Tom Surface, spokesman for Reston, Va.-based LightSquared, said the satellite, called SkyTerra 1, was sending signals and was in good health in orbit.

LightSquared thus becomes the third U.S. satellite operator to launch a state-of-the-art mobile broadband satellite for U.S. consumers in the past 31 months, following the ICO-G1 satellite owned by DBSD North America, formerly ICO North America, and TerreStar Networks’ TerreStar 1 spacecraft.

All three satellites are designed to combine their signals with a network of ground-based repeaters, operating in the same frequencies, known as Ancillary Terrestrial Components (ATC), to provide wireless mobile broadband links in North America.

Deploying a nationwide network of ATC signal repeaters will cost several billion dollars.

Backed by hedge fund Harbinger Capital Partners of New York, LightSquared is hoping for a smoother path toward starting its business than that encountered by its two predecessors, which have both filed for Chapter 11 bankruptcy protection.

The TerreStar and DBSD/ICO satellites operate in S-band, while LightSquared uses the L-band section of the radio spectrum. The three satellites feature large antennas built by Harris Corp. of Melbourne, Fla., that are stowed for launch and then unfurled, umbrella-style, once the satellites reach their operating orbits.

LightSquared’s is the biggest of the three antennas — 22 meters in diameter, compared with 18 meters for TerreStar 1 and 12 meters for ICO-G1. Boeing Satellite Systems International, which built SkyTerra 1, expects to deploy the L-band antenna once the satellite has completed initial in-orbit checkout of its vital functions and settled into a circular geostationary orbit 36,000 kilometers over the equator.

SkyTerra 1 is a Boeing 702HP model designed to operate for 15 years and to deliver 13 kilowatts of power at the end of its service life. It weighed 5,360 kilograms at launch and will operate at 101.3 degrees west longitude.

Surface said the satellite’s solar panels should be fully deployed by Nov. 28, with the 22-meter L-band antenna to be unfurled Nov. 29. The satellite’s Ku-band antenna will also be activated that day. The deployable radiator panels will be deployed on Nov. 30, after which payload testing will begin.

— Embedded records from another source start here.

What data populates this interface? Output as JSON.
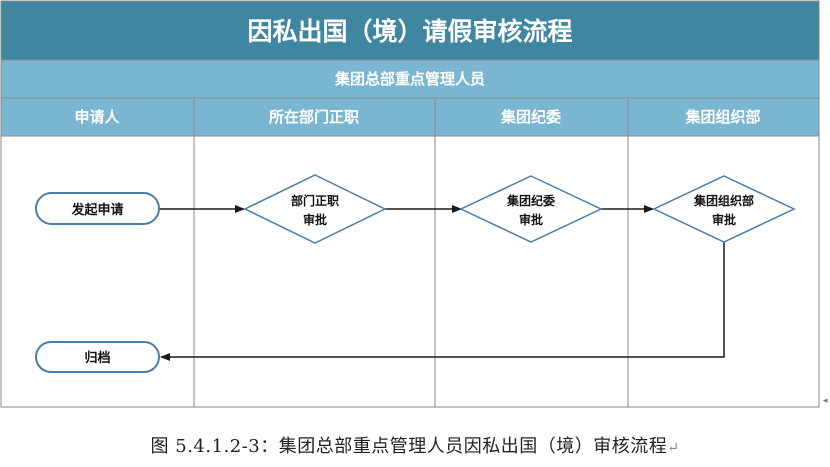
{
  "title": "因私出国（境）请假审核流程",
  "group_label": "集团总部重点管理人员",
  "lanes": [
    "申请人",
    "所在部门正职",
    "集团纪委",
    "集团组织部"
  ],
  "nodes": {
    "apply": "发起申请",
    "dept_line1": "部门正职",
    "dept_line2": "审批",
    "discipline_line1": "集团纪委",
    "discipline_line2": "审批",
    "org_line1": "集团组织部",
    "org_line2": "审批",
    "archive": "归档"
  },
  "caption": "图 5.4.1.2-3：集团总部重点管理人员因私出国（境）审核流程",
  "caption_mark": "↵",
  "edge_mark": "◂",
  "colors": {
    "title_bg": "#3f86a0",
    "title_text": "#ffffff",
    "header_bg": "#7ab6d1",
    "header_text": "#ffffff",
    "node_fill": "#ffffff",
    "node_stroke": "#4a7ea6",
    "border": "#8a8a8a",
    "arrow": "#1a1a1a",
    "node_text": "#111111"
  }
}
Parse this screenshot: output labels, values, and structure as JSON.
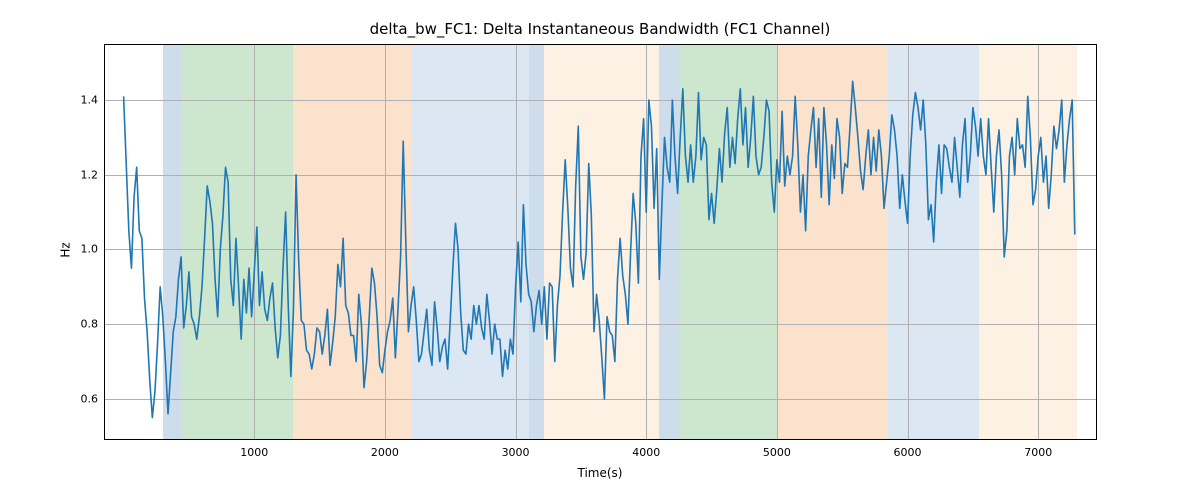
{
  "chart_data": {
    "type": "line",
    "title": "delta_bw_FC1: Delta Instantaneous Bandwidth (FC1 Channel)",
    "xlabel": "Time(s)",
    "ylabel": "Hz",
    "xlim": [
      -150,
      7450
    ],
    "ylim": [
      0.49,
      1.55
    ],
    "y_ticks": [
      0.6,
      0.8,
      1.0,
      1.2,
      1.4
    ],
    "x_ticks": [
      1000,
      2000,
      3000,
      4000,
      5000,
      6000,
      7000
    ],
    "regions": [
      {
        "start": 300,
        "end": 450,
        "color": "#6596c4"
      },
      {
        "start": 450,
        "end": 1300,
        "color": "#64b366"
      },
      {
        "start": 1300,
        "end": 2200,
        "color": "#f4a460"
      },
      {
        "start": 2200,
        "end": 3100,
        "color": "#8fb4d9"
      },
      {
        "start": 3100,
        "end": 3220,
        "color": "#6596c4"
      },
      {
        "start": 3220,
        "end": 4100,
        "color": "#f9d2a8"
      },
      {
        "start": 4100,
        "end": 4260,
        "color": "#6596c4"
      },
      {
        "start": 4260,
        "end": 5000,
        "color": "#64b366"
      },
      {
        "start": 5000,
        "end": 5850,
        "color": "#f4a460"
      },
      {
        "start": 5850,
        "end": 6550,
        "color": "#8fb4d9"
      },
      {
        "start": 6550,
        "end": 7300,
        "color": "#f9d2a8"
      }
    ],
    "x": [
      0,
      20,
      40,
      60,
      80,
      100,
      120,
      140,
      160,
      180,
      200,
      220,
      240,
      260,
      280,
      300,
      320,
      340,
      360,
      380,
      400,
      420,
      440,
      460,
      480,
      500,
      520,
      540,
      560,
      580,
      600,
      620,
      640,
      660,
      680,
      700,
      720,
      740,
      760,
      780,
      800,
      820,
      840,
      860,
      880,
      900,
      920,
      940,
      960,
      980,
      1000,
      1020,
      1040,
      1060,
      1080,
      1100,
      1120,
      1140,
      1160,
      1180,
      1200,
      1220,
      1240,
      1260,
      1280,
      1300,
      1320,
      1340,
      1360,
      1380,
      1400,
      1420,
      1440,
      1460,
      1480,
      1500,
      1520,
      1540,
      1560,
      1580,
      1600,
      1620,
      1640,
      1660,
      1680,
      1700,
      1720,
      1740,
      1760,
      1780,
      1800,
      1820,
      1840,
      1860,
      1880,
      1900,
      1920,
      1940,
      1960,
      1980,
      2000,
      2020,
      2040,
      2060,
      2080,
      2100,
      2120,
      2140,
      2160,
      2180,
      2200,
      2220,
      2240,
      2260,
      2280,
      2300,
      2320,
      2340,
      2360,
      2380,
      2400,
      2420,
      2440,
      2460,
      2480,
      2500,
      2520,
      2540,
      2560,
      2580,
      2600,
      2620,
      2640,
      2660,
      2680,
      2700,
      2720,
      2740,
      2760,
      2780,
      2800,
      2820,
      2840,
      2860,
      2880,
      2900,
      2920,
      2940,
      2960,
      2980,
      3000,
      3020,
      3040,
      3060,
      3080,
      3100,
      3120,
      3140,
      3160,
      3180,
      3200,
      3220,
      3240,
      3260,
      3280,
      3300,
      3320,
      3340,
      3360,
      3380,
      3400,
      3420,
      3440,
      3460,
      3480,
      3500,
      3520,
      3540,
      3560,
      3580,
      3600,
      3620,
      3640,
      3660,
      3680,
      3700,
      3720,
      3740,
      3760,
      3780,
      3800,
      3820,
      3840,
      3860,
      3880,
      3900,
      3920,
      3940,
      3960,
      3980,
      4000,
      4020,
      4040,
      4060,
      4080,
      4100,
      4120,
      4140,
      4160,
      4180,
      4200,
      4220,
      4240,
      4260,
      4280,
      4300,
      4320,
      4340,
      4360,
      4380,
      4400,
      4420,
      4440,
      4460,
      4480,
      4500,
      4520,
      4540,
      4560,
      4580,
      4600,
      4620,
      4640,
      4660,
      4680,
      4700,
      4720,
      4740,
      4760,
      4780,
      4800,
      4820,
      4840,
      4860,
      4880,
      4900,
      4920,
      4940,
      4960,
      4980,
      5000,
      5020,
      5040,
      5060,
      5080,
      5100,
      5120,
      5140,
      5160,
      5180,
      5200,
      5220,
      5240,
      5260,
      5280,
      5300,
      5320,
      5340,
      5360,
      5380,
      5400,
      5420,
      5440,
      5460,
      5480,
      5500,
      5520,
      5540,
      5560,
      5580,
      5600,
      5620,
      5640,
      5660,
      5680,
      5700,
      5720,
      5740,
      5760,
      5780,
      5800,
      5820,
      5840,
      5860,
      5880,
      5900,
      5920,
      5940,
      5960,
      5980,
      6000,
      6020,
      6040,
      6060,
      6080,
      6100,
      6120,
      6140,
      6160,
      6180,
      6200,
      6220,
      6240,
      6260,
      6280,
      6300,
      6320,
      6340,
      6360,
      6380,
      6400,
      6420,
      6440,
      6460,
      6480,
      6500,
      6520,
      6540,
      6560,
      6580,
      6600,
      6620,
      6640,
      6660,
      6680,
      6700,
      6720,
      6740,
      6760,
      6780,
      6800,
      6820,
      6840,
      6860,
      6880,
      6900,
      6920,
      6940,
      6960,
      6980,
      7000,
      7020,
      7040,
      7060,
      7080,
      7100,
      7120,
      7140,
      7160,
      7180,
      7200,
      7220,
      7240,
      7260,
      7280
    ],
    "values": [
      1.41,
      1.23,
      1.05,
      0.95,
      1.14,
      1.22,
      1.05,
      1.03,
      0.87,
      0.78,
      0.65,
      0.55,
      0.62,
      0.75,
      0.9,
      0.82,
      0.7,
      0.56,
      0.67,
      0.78,
      0.82,
      0.92,
      0.98,
      0.79,
      0.85,
      0.94,
      0.82,
      0.8,
      0.76,
      0.82,
      0.9,
      1.03,
      1.17,
      1.13,
      1.07,
      0.92,
      0.82,
      1.0,
      1.09,
      1.22,
      1.18,
      0.92,
      0.85,
      1.03,
      0.9,
      0.76,
      0.92,
      0.83,
      0.95,
      0.82,
      0.94,
      1.06,
      0.85,
      0.94,
      0.84,
      0.81,
      0.87,
      0.91,
      0.79,
      0.71,
      0.77,
      0.95,
      1.1,
      0.85,
      0.66,
      0.84,
      1.2,
      0.97,
      0.81,
      0.8,
      0.73,
      0.72,
      0.68,
      0.72,
      0.79,
      0.78,
      0.72,
      0.77,
      0.84,
      0.69,
      0.75,
      0.82,
      0.96,
      0.9,
      1.03,
      0.85,
      0.83,
      0.77,
      0.77,
      0.7,
      0.88,
      0.8,
      0.63,
      0.7,
      0.82,
      0.95,
      0.91,
      0.82,
      0.69,
      0.67,
      0.73,
      0.78,
      0.81,
      0.87,
      0.71,
      0.84,
      0.98,
      1.29,
      1.02,
      0.78,
      0.85,
      0.9,
      0.81,
      0.7,
      0.72,
      0.78,
      0.84,
      0.73,
      0.69,
      0.86,
      0.79,
      0.7,
      0.74,
      0.76,
      0.68,
      0.81,
      0.95,
      1.07,
      1.0,
      0.83,
      0.73,
      0.72,
      0.8,
      0.76,
      0.85,
      0.8,
      0.85,
      0.79,
      0.76,
      0.88,
      0.81,
      0.72,
      0.8,
      0.76,
      0.76,
      0.66,
      0.73,
      0.68,
      0.76,
      0.72,
      0.9,
      1.02,
      0.86,
      1.12,
      0.96,
      0.88,
      0.86,
      0.78,
      0.85,
      0.89,
      0.8,
      0.9,
      0.76,
      0.91,
      0.9,
      0.7,
      0.85,
      0.93,
      1.1,
      1.24,
      1.11,
      0.95,
      0.9,
      1.17,
      1.33,
      0.98,
      0.92,
      0.99,
      1.23,
      1.09,
      0.78,
      0.88,
      0.81,
      0.71,
      0.6,
      0.82,
      0.78,
      0.77,
      0.7,
      0.92,
      1.03,
      0.93,
      0.88,
      0.8,
      0.99,
      1.15,
      1.07,
      0.91,
      1.25,
      1.35,
      1.1,
      1.4,
      1.33,
      1.11,
      1.27,
      0.92,
      1.12,
      1.3,
      1.22,
      1.18,
      1.4,
      1.25,
      1.15,
      1.3,
      1.43,
      1.25,
      1.18,
      1.28,
      1.18,
      1.25,
      1.42,
      1.24,
      1.3,
      1.28,
      1.08,
      1.15,
      1.07,
      1.16,
      1.27,
      1.18,
      1.31,
      1.38,
      1.22,
      1.3,
      1.23,
      1.35,
      1.43,
      1.28,
      1.38,
      1.22,
      1.3,
      1.41,
      1.25,
      1.2,
      1.22,
      1.3,
      1.4,
      1.37,
      1.18,
      1.1,
      1.24,
      1.18,
      1.37,
      1.17,
      1.25,
      1.2,
      1.25,
      1.41,
      1.28,
      1.1,
      1.2,
      1.05,
      1.25,
      1.32,
      1.38,
      1.22,
      1.35,
      1.14,
      1.38,
      1.28,
      1.12,
      1.28,
      1.19,
      1.35,
      1.3,
      1.15,
      1.23,
      1.22,
      1.33,
      1.45,
      1.38,
      1.3,
      1.21,
      1.16,
      1.25,
      1.32,
      1.2,
      1.3,
      1.21,
      1.32,
      1.25,
      1.11,
      1.18,
      1.25,
      1.36,
      1.32,
      1.25,
      1.11,
      1.2,
      1.13,
      1.07,
      1.25,
      1.36,
      1.42,
      1.38,
      1.32,
      1.4,
      1.28,
      1.08,
      1.12,
      1.02,
      1.18,
      1.28,
      1.15,
      1.28,
      1.27,
      1.22,
      1.18,
      1.3,
      1.22,
      1.14,
      1.28,
      1.35,
      1.18,
      1.25,
      1.38,
      1.33,
      1.25,
      1.35,
      1.25,
      1.2,
      1.35,
      1.22,
      1.1,
      1.25,
      1.32,
      1.2,
      0.98,
      1.05,
      1.25,
      1.3,
      1.2,
      1.35,
      1.27,
      1.28,
      1.22,
      1.41,
      1.3,
      1.12,
      1.16,
      1.25,
      1.3,
      1.18,
      1.25,
      1.11,
      1.2,
      1.33,
      1.27,
      1.32,
      1.4,
      1.18,
      1.28,
      1.35,
      1.4,
      1.04
    ]
  }
}
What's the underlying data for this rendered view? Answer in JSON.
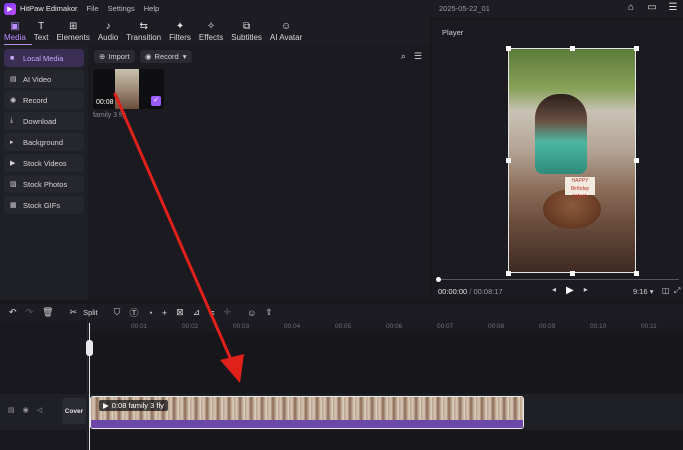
{
  "titlebar": {
    "app_name": "HitPaw Edimakor",
    "menu": [
      "File",
      "Settings",
      "Help"
    ],
    "project_title": "2025-05-22_01"
  },
  "toolbar": {
    "items": [
      {
        "label": "Media",
        "icon": "media-icon"
      },
      {
        "label": "Text",
        "icon": "text-icon"
      },
      {
        "label": "Elements",
        "icon": "elements-icon"
      },
      {
        "label": "Audio",
        "icon": "audio-icon"
      },
      {
        "label": "Transition",
        "icon": "transition-icon"
      },
      {
        "label": "Filters",
        "icon": "filters-icon"
      },
      {
        "label": "Effects",
        "icon": "effects-icon"
      },
      {
        "label": "Subtitles",
        "icon": "subtitles-icon"
      },
      {
        "label": "AI Avatar",
        "icon": "ai-avatar-icon"
      }
    ]
  },
  "sidebar": {
    "items": [
      {
        "label": "Local Media"
      },
      {
        "label": "AI Video"
      },
      {
        "label": "Record"
      },
      {
        "label": "Download"
      },
      {
        "label": "Background"
      },
      {
        "label": "Stock Videos"
      },
      {
        "label": "Stock Photos"
      },
      {
        "label": "Stock GIFs"
      }
    ]
  },
  "media": {
    "import_label": "Import",
    "record_label": "Record",
    "clip": {
      "duration": "00:08",
      "name": "family 3 fly"
    }
  },
  "player": {
    "title": "Player",
    "current_time": "00:00:00",
    "separator": "/",
    "total_time": "00:08:17",
    "aspect_ratio": "9:16",
    "video_text": "HAPPY Birthday MAHA"
  },
  "timeline": {
    "split_label": "Split",
    "ruler": [
      "00:01",
      "00:02",
      "00:03",
      "00:04",
      "00:05",
      "00:06",
      "00:07",
      "00:08",
      "00:09",
      "00:10",
      "00:11"
    ],
    "cover_label": "Cover",
    "clip_label": "0:08 family 3 fly"
  },
  "colors": {
    "accent": "#b98cff",
    "arrow": "#e0201a",
    "clip_bar": "#6b47a8"
  }
}
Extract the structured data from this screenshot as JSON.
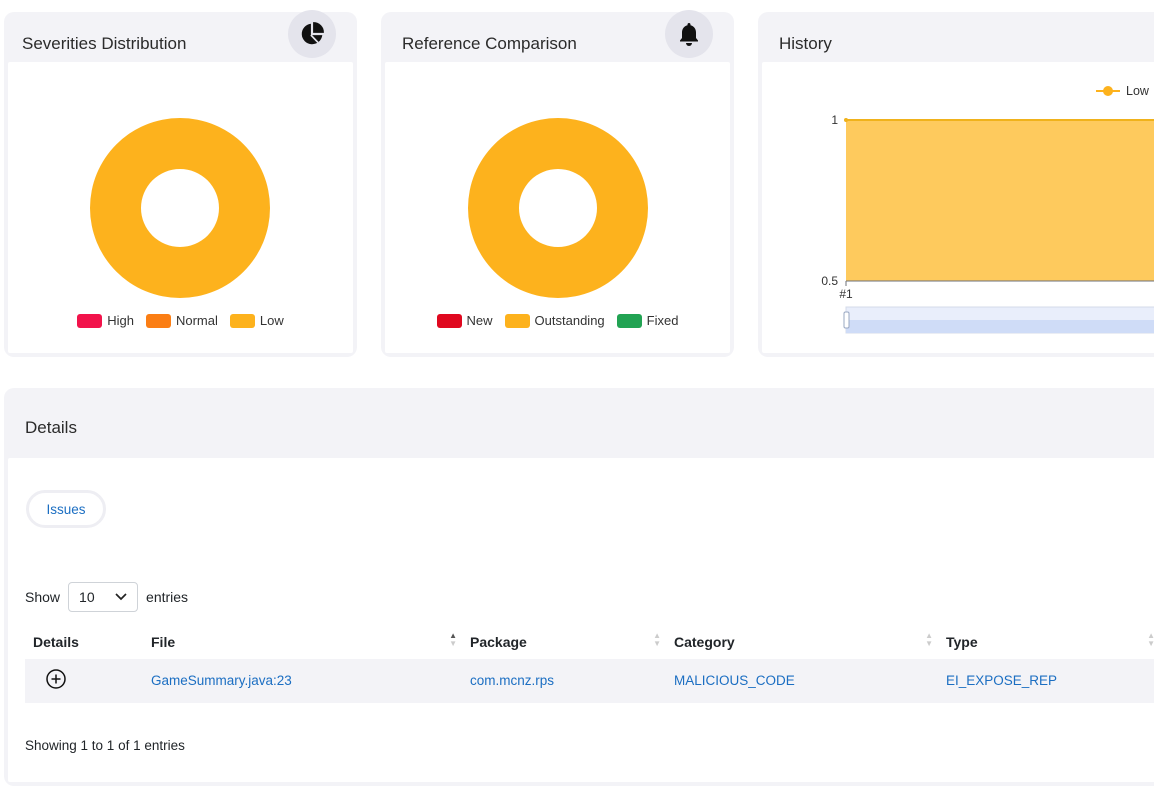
{
  "severities": {
    "title": "Severities Distribution",
    "icon": "pie-chart-icon",
    "legend": [
      {
        "label": "High",
        "color": "#f2134b"
      },
      {
        "label": "Normal",
        "color": "#fb7e14"
      },
      {
        "label": "Low",
        "color": "#fdb21d"
      }
    ]
  },
  "reference": {
    "title": "Reference Comparison",
    "icon": "bell-icon",
    "legend": [
      {
        "label": "New",
        "color": "#e0081f"
      },
      {
        "label": "Outstanding",
        "color": "#fdb21d"
      },
      {
        "label": "Fixed",
        "color": "#22a353"
      }
    ]
  },
  "history": {
    "title": "History",
    "legend_label": "Low"
  },
  "chart_data": [
    {
      "type": "pie",
      "title": "Severities Distribution",
      "categories": [
        "High",
        "Normal",
        "Low"
      ],
      "values": [
        0,
        0,
        1
      ],
      "colors": [
        "#f2134b",
        "#fb7e14",
        "#fdb21d"
      ],
      "legend": "bottom"
    },
    {
      "type": "pie",
      "title": "Reference Comparison",
      "categories": [
        "New",
        "Outstanding",
        "Fixed"
      ],
      "values": [
        0,
        1,
        0
      ],
      "colors": [
        "#e0081f",
        "#fdb21d",
        "#22a353"
      ],
      "legend": "bottom"
    },
    {
      "type": "area",
      "title": "History",
      "x": [
        "#1"
      ],
      "series": [
        {
          "name": "Low",
          "values": [
            1
          ],
          "color": "#fdb21d"
        }
      ],
      "ylim": [
        0.5,
        1
      ],
      "yticks": [
        "1",
        "0.5"
      ],
      "legend": "top-right"
    }
  ],
  "details": {
    "title": "Details",
    "tab_label": "Issues",
    "show_label": "Show",
    "entries_label": "entries",
    "page_size": "10",
    "columns": [
      "Details",
      "File",
      "Package",
      "Category",
      "Type"
    ],
    "rows": [
      {
        "file": "GameSummary.java:23",
        "package": "com.mcnz.rps",
        "category": "MALICIOUS_CODE",
        "type": "EI_EXPOSE_REP"
      }
    ],
    "info": "Showing 1 to 1 of 1 entries"
  }
}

The launch, from the Russian-run Baikonur Cosmodrome in Kazakhstan, was the seventh of a planned eight in 2010 for ILS, which is based in Reston and owned by Proton manufacturer Khrunichev State Research and Production Space Center of Moscow. ILS plans its final launch of the year, of Eutelsat’s Ka-Sat Ka-band consumer broadband satellite, in mid-December. Ka-Sat will be the first of a new generation of extremely high throughput, all-Ka-band satellites set for launch by U.S. and European operators in the next two years.

Peter B. de Selding was the Paris bureau chief for SpaceNews.